Influence of complex training design on acute postactivation performance enhancement of jump squat and ballistic bench throw performance in developing team-sport athletes
Journal of Strength and Conditioning Research
National Strength and Conditioning Association
School of Medical and Health Sciences

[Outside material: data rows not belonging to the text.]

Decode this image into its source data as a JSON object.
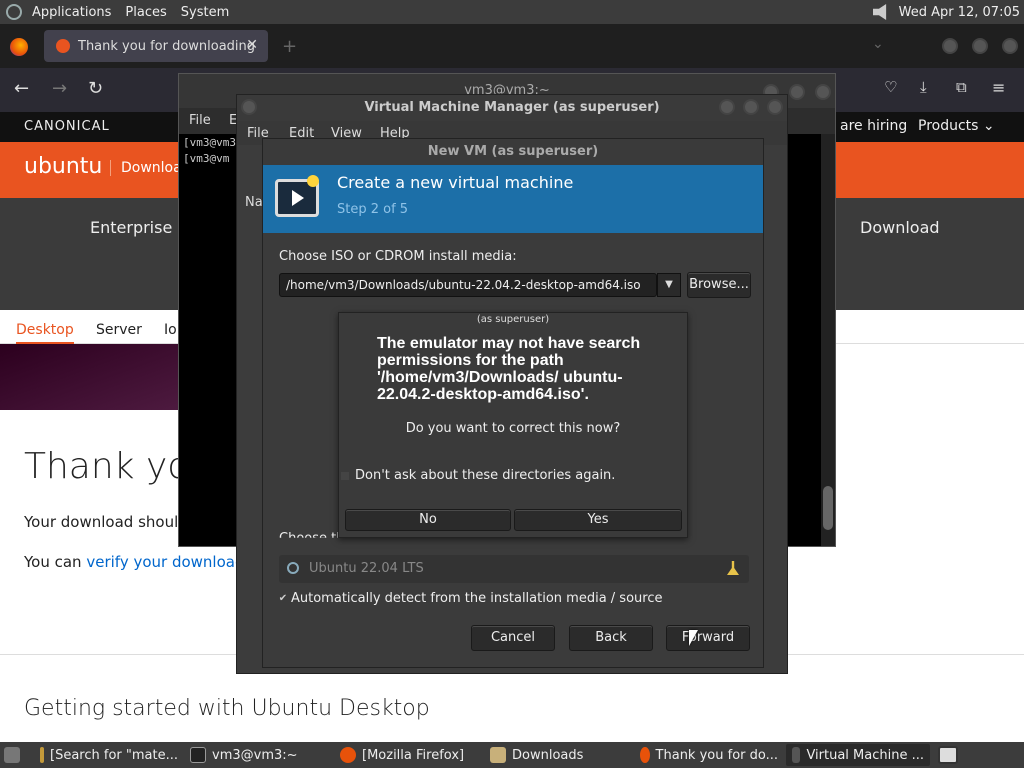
{
  "top_panel": {
    "menus": [
      "Applications",
      "Places",
      "System"
    ],
    "datetime": "Wed Apr 12, 07:05"
  },
  "firefox": {
    "tab_title": "Thank you for downloading",
    "new_tab": "+"
  },
  "webpage": {
    "canonical": "CANONICAL",
    "hiring": "are hiring",
    "products": "Products",
    "ubuntu": "ubuntu",
    "downloads": "Downloa",
    "nav_enterprise": "Enterprise",
    "nav_download": "Download",
    "subnav_desktop": "Desktop",
    "subnav_server": "Server",
    "subnav_io": "Io",
    "thankyou": "Thank you",
    "download_should": "Your download shoul",
    "you_can": "You can",
    "verify_link": "verify your download",
    "getting_started": "Getting started with Ubuntu Desktop"
  },
  "terminal": {
    "title": "vm3@vm3:~",
    "menus": [
      "File",
      "E"
    ],
    "lines": [
      "[vm3@vm3",
      "[vm3@vm"
    ]
  },
  "vmm": {
    "title": "Virtual Machine Manager (as superuser)",
    "menus": [
      "File",
      "Edit",
      "View",
      "Help"
    ],
    "col_name": "Na"
  },
  "newvm": {
    "title": "New VM (as superuser)",
    "heading": "Create a new virtual machine",
    "step": "Step 2 of 5",
    "choose_iso": "Choose ISO or CDROM install media:",
    "iso_path": "/home/vm3/Downloads/ubuntu-22.04.2-desktop-amd64.iso",
    "browse": "Browse...",
    "choose_os": "Choose the operating system you are installing:",
    "os_value": "Ubuntu 22.04 LTS",
    "auto_detect": "Automatically detect from the installation media / source",
    "auto_detect_checked": true,
    "cancel": "Cancel",
    "back": "Back",
    "forward": "Forward"
  },
  "alert": {
    "title": "(as superuser)",
    "primary": "The emulator may not have search permissions for the path '/home/vm3/Downloads/ ubuntu-22.04.2-desktop-amd64.iso'.",
    "secondary": "Do you want to correct this now?",
    "dont_ask": "Don't ask about these directories again.",
    "no": "No",
    "yes": "Yes"
  },
  "taskbar": {
    "items": [
      "[Search for \"mate...",
      "vm3@vm3:~",
      "[Mozilla Firefox]",
      "Downloads",
      "Thank you for do...",
      "Virtual Machine ..."
    ]
  }
}
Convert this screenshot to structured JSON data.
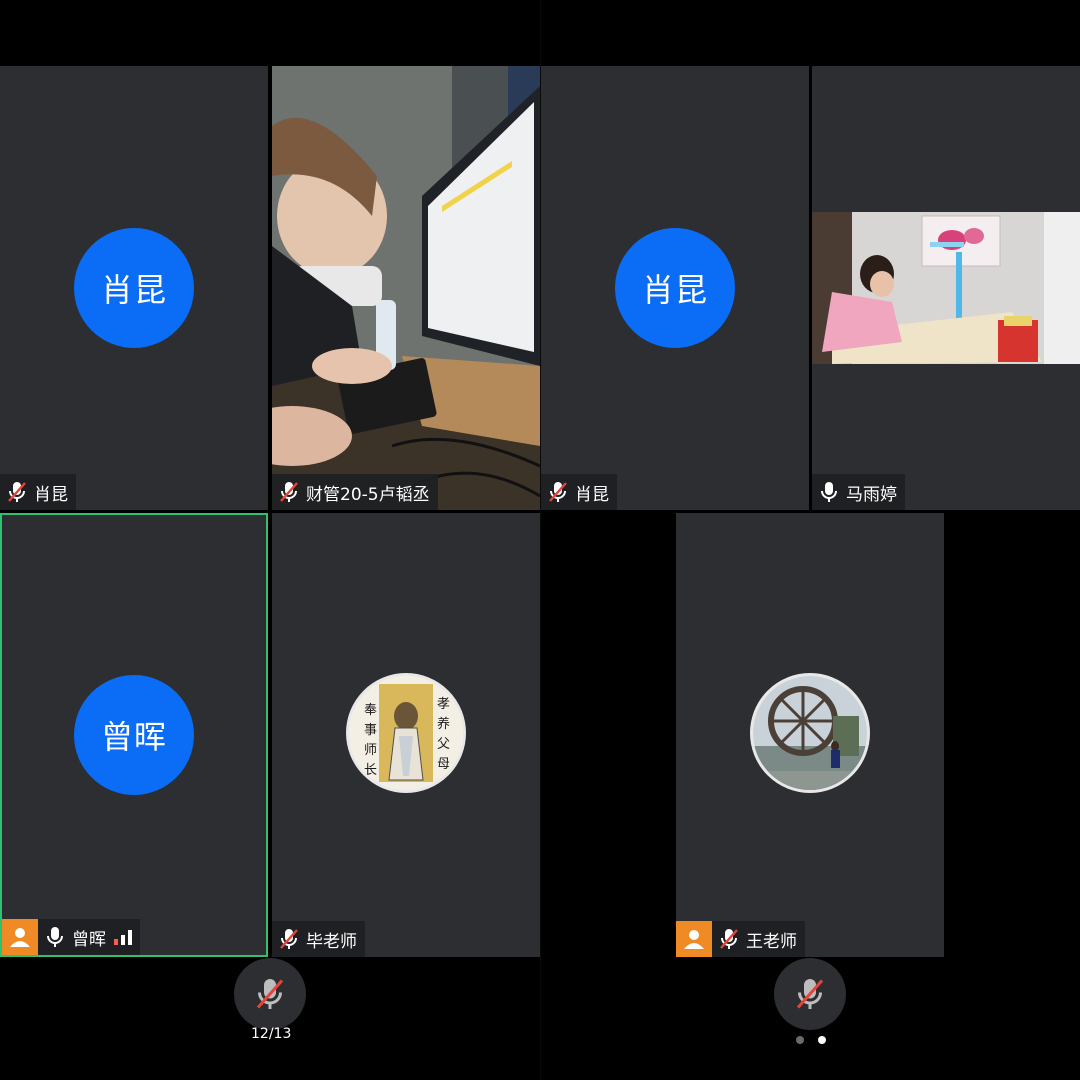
{
  "left_screen": {
    "tiles": [
      {
        "id": "xiaokun-1",
        "avatar_text": "肖昆",
        "name": "肖昆",
        "mic": "muted"
      },
      {
        "id": "lutaocheng",
        "name": "财管20-5卢韬丞",
        "mic": "muted",
        "video": "live"
      },
      {
        "id": "zenghui",
        "avatar_text": "曾晖",
        "name": "曾晖",
        "mic": "on",
        "host_icon": "user-icon",
        "signal": "3 bars",
        "active_speaker": true
      },
      {
        "id": "bilaoshi",
        "name": "毕老师",
        "mic": "muted",
        "avatar_image_text": [
          "孝",
          "养",
          "父",
          "母",
          "奉",
          "事",
          "师",
          "长"
        ]
      }
    ],
    "page_indicator": "12/13"
  },
  "right_screen": {
    "tiles": [
      {
        "id": "xiaokun-2",
        "avatar_text": "肖昆",
        "name": "肖昆",
        "mic": "muted"
      },
      {
        "id": "mayuting",
        "name": "马雨婷",
        "mic": "on",
        "video": "live"
      },
      {
        "id": "wanglaoshi",
        "name": "王老师",
        "mic": "muted",
        "host_icon": "user-icon"
      }
    ],
    "page_dots": 2,
    "active_dot": 2
  },
  "colors": {
    "tile_bg": "#2c2e32",
    "avatar_blue": "#0b6cf5",
    "host_orange": "#f08a24",
    "mute_red": "#e5443a",
    "active_border": "#2ec16e"
  }
}
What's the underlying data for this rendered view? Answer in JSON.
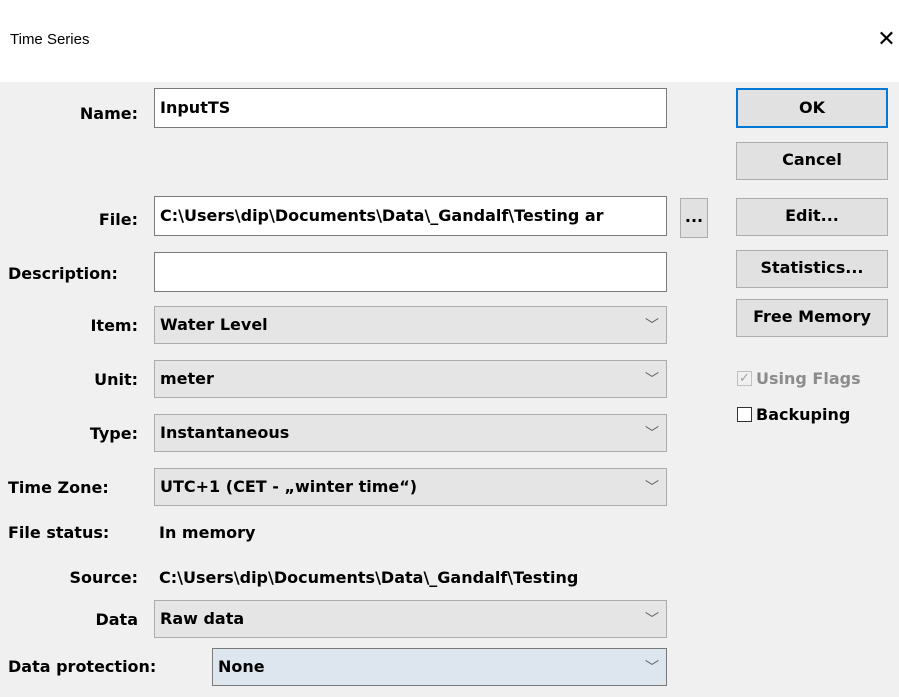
{
  "window": {
    "title": "Time Series",
    "close_glyph": "✕"
  },
  "labels": {
    "name": "Name:",
    "file": "File:",
    "description": "Description:",
    "item": "Item:",
    "unit": "Unit:",
    "type": "Type:",
    "time_zone": "Time Zone:",
    "file_status": "File status:",
    "source": "Source:",
    "data": "Data",
    "data_protection": "Data protection:"
  },
  "fields": {
    "name_value": "InputTS",
    "file_value": "C:\\Users\\dip\\Documents\\Data\\_Gandalf\\Testing ar",
    "description_value": "",
    "item_value": "Water Level",
    "unit_value": "meter",
    "type_value": "Instantaneous",
    "time_zone_value": "UTC+1 (CET - „winter time“)",
    "file_status_value": "In memory",
    "source_value": "C:\\Users\\dip\\Documents\\Data\\_Gandalf\\Testing",
    "data_value": "Raw data",
    "data_protection_value": "None"
  },
  "buttons": {
    "ok": "OK",
    "cancel": "Cancel",
    "browse": "...",
    "edit": "Edit...",
    "statistics": "Statistics...",
    "free_memory": "Free Memory"
  },
  "checkboxes": {
    "using_flags": {
      "label": "Using Flags",
      "checked": true,
      "enabled": false
    },
    "backuping": {
      "label": "Backuping",
      "checked": false,
      "enabled": true
    }
  },
  "icons": {
    "close": "close-icon",
    "dropdown": "chevron-down-icon",
    "check": "checkmark-icon"
  },
  "colors": {
    "window_bg": "#f0f0f0",
    "titlebar_bg": "#ffffff",
    "default_button_border": "#0078d7",
    "combo_bg": "#e5e5e5",
    "focused_combo_bg": "#dde6ef"
  }
}
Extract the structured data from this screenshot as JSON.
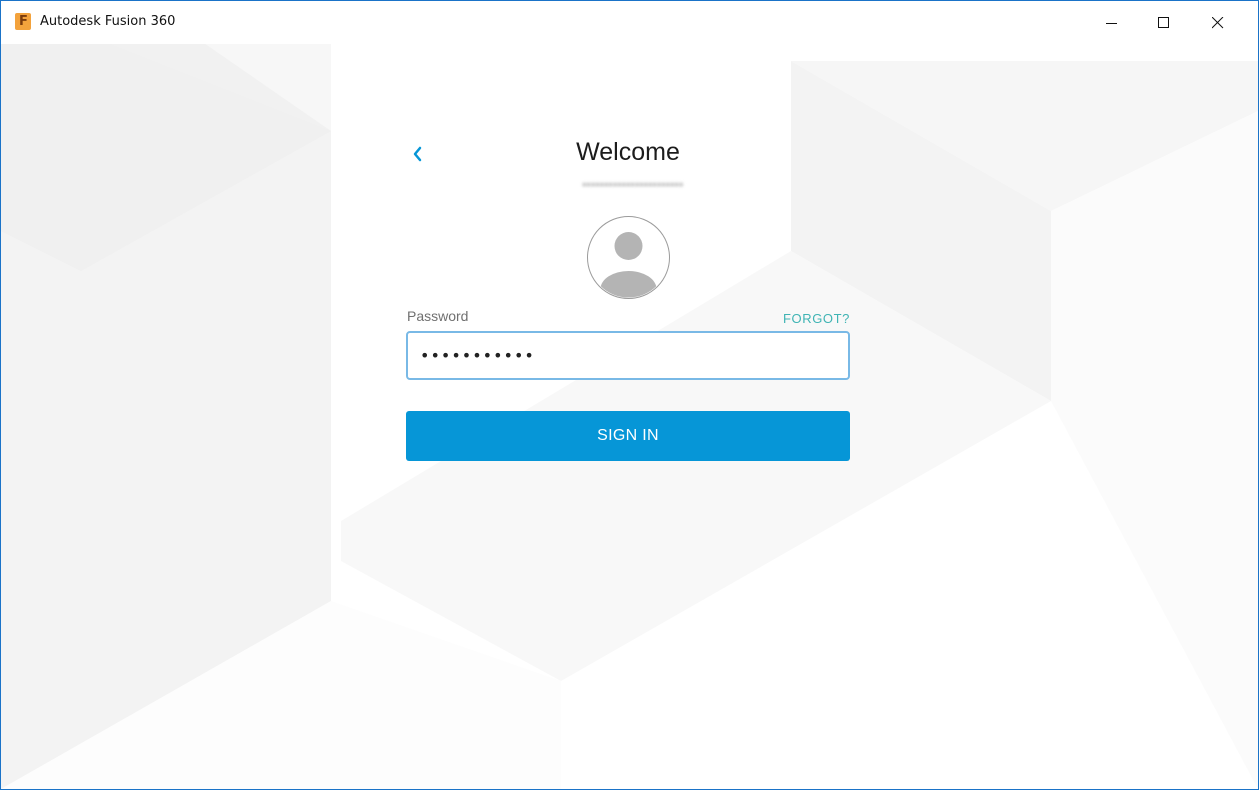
{
  "window": {
    "title": "Autodesk Fusion 360",
    "app_icon_letter": "F",
    "controls": [
      "minimize-icon",
      "maximize-icon",
      "close-icon"
    ]
  },
  "login": {
    "heading": "Welcome",
    "email_masked": "▪▪▪▪▪▪▪▪▪▪▪▪▪▪▪▪▪▪▪▪▪▪▪",
    "password_label": "Password",
    "forgot_label": "FORGOT?",
    "password_value": "•••••••••••",
    "sign_in_label": "SIGN IN"
  },
  "colors": {
    "accent": "#0696d7",
    "forgot_link": "#3fb4b4",
    "input_focus_border": "#79b9e6",
    "window_border": "#1a73c8"
  },
  "icons": {
    "back": "chevron-left-icon",
    "avatar": "user-avatar-icon"
  }
}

Poulos, N, Haff, GG, Nibali, M, Norris, D, and Newton, R. Influence of complex training design on acute postactivation performance enhancement of jump squat and ballistic bench throw performance in developing team-sport athletes. J Strength Cond Res 37(5): 969-979, 2023 - The effect of complex training (CT) session design on acute postactivation performance enhancement (PAPE) of loaded jump squat(s) (JS) and ballistic bench throw(s) (BBT) was examined. This study further investigated whether relative strength is a moderating factor in PAPE in response to 3 distinct CT protocols. Fourteen Australian Football League (AFL) Academy athletes performed 3 different protocols comprising 85% 1 repetition maximum (1RM) back squats and bench press, and 30% 1RM loaded JS and BBT, differing in the sequencing of exercise order (i.e., complex pairs performed in isolation or with additional exercise interspersed within the intracomplex recovery period) and duration of the intracomplex recovery (2.5, 5, or 15 minutes). Differences in JS and BBT performance between CT protocols were trivial except for JS eccentric depth and eccentric impulse where small to moderate substantial differences were observed between protocols 2 and 3 in various sets; a small difference was observed between protocols 1 and 3 for eccentric depth. Small differences between protocols 1 and 2 were observed in set 1 in BBT peak velocity (ES = -0.26) and peak power (W·kg-1) (ES = -0.31). Small magnitudes of PAPE and decrements in performance were observed in some variables within protocols, yet effects across sets were inconsistent. Relative strength was negatively associated with JS performance (i.e., stronger athletes demonstrated a lower magnitude of PAPE) yet positively associated with PAPE of BBT peak force (N·kg-1) and peak power (W·kg-1). Alternating lower-body and upper-body complex sets and performance of ancillary exercise within the intracomplex recovery does not contribute to cumulative fatigue throughout the session and does not detrimentally affect subsequent JS and BBT performance. The manipulation of complex-set sequences offers practitioners a time-efficient means of providing both lower-body and upper-body heavy-resistance and ballistic training stimuli to achieve chronic training adaptations in maximal strength and power, with targeted improvements in specific kinetic and kinematic variables.